#### [Data in this exercise]
=-=-=

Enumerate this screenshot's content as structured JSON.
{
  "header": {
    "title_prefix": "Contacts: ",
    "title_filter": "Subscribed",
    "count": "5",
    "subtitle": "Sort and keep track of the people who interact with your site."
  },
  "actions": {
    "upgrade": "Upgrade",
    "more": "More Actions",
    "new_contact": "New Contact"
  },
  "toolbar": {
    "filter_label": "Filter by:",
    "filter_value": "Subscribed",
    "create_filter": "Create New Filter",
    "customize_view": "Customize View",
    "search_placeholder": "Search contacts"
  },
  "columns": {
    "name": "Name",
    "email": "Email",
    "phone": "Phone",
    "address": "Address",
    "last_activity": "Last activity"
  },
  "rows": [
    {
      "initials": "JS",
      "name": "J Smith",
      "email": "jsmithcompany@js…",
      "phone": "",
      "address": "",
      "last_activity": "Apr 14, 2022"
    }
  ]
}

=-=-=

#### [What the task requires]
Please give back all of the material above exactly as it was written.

#### [Solution to this exercise]
Enumerate this screenshot's content as structured JSON.
{
  "header": {
    "title_prefix": "Contacts: ",
    "title_filter": "Subscribed",
    "count": "5",
    "subtitle": "Sort and keep track of the people who interact with your site."
  },
  "actions": {
    "upgrade": "Upgrade",
    "more": "More Actions",
    "new_contact": "New Contact"
  },
  "toolbar": {
    "filter_label": "Filter by:",
    "filter_value": "Subscribed",
    "create_filter": "Create New Filter",
    "customize_view": "Customize View",
    "search_placeholder": "Search contacts"
  },
  "columns": {
    "name": "Name",
    "email": "Email",
    "phone": "Phone",
    "address": "Address",
    "last_activity": "Last activity"
  },
  "rows": [
    {
      "initials": "JS",
      "name": "J Smith",
      "email": "jsmithcompany@js…",
      "phone": "",
      "address": "",
      "last_activity": "Apr 14, 2022"
    }
  ]
}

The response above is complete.